A grainy analog texture, pale yet strong colours and theatrical locations.
To wrap it up, this is what the works of Diego Ene, a Spanish photographer based in Madrid, are made of.
But there would still be much more to say.
Going through a selection of his works feels like a road trip. Paradoxically, pictures representing absolutely still subjects became part of a dynamic narration where every element is perfectly chained to the next - and previous - one (and yet they are different enough to make it clear that every picture was taken in a unique moment).
The previously quoted film-like texture widespread all over the photographs makes it possible to perceive the pictures through a cinematic gaze, despite the absolute - typical when it comes to photographs - absence of motion.
If we could - just for a brief, polite moment - forget about the author’s identity, we would feel aesthetically very close in style to some of the greatest modern movie directors. In fact, the cloud-filtered, melancholic cold light which has a strong presence in Diego’s photographs could be exactly the same one touching Scarlett Johansson’s face through the window glass in Sofia Coppola’s “Lost In Translation”, and upon a closer inspection we would recognise a still from David Lynch’s “Blue Velvet” in Ene’s portraits of those canonically beautiful garden roses.

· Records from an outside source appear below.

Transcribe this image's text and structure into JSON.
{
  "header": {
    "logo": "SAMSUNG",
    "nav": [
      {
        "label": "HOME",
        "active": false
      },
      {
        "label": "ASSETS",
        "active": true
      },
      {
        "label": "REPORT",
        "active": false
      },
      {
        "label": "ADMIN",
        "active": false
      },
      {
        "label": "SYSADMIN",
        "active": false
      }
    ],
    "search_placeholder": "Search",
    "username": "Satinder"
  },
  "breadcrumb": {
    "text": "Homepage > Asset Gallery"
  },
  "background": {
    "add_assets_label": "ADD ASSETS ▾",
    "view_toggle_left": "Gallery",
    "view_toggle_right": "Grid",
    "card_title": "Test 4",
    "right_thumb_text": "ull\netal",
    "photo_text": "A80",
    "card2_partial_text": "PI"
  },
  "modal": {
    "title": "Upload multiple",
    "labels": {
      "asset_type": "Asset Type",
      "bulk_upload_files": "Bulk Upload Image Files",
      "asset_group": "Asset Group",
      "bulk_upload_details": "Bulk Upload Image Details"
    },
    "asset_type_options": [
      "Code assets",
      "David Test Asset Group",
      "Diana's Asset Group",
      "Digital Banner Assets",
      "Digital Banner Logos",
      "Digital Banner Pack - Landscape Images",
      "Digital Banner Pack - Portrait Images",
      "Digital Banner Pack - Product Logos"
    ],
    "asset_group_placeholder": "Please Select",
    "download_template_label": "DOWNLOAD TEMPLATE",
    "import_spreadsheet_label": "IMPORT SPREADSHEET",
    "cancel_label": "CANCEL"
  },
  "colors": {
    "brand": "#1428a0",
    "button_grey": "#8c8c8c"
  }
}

At this point we can’t help being curious about what Diego Ene’s storytelling will be about in the future. What we know for sure is how amazed we are going to feel contemplating his movie-like, suspended atmospheres.
Words by Erika Giulietti
Post coordination by Vincent Urbani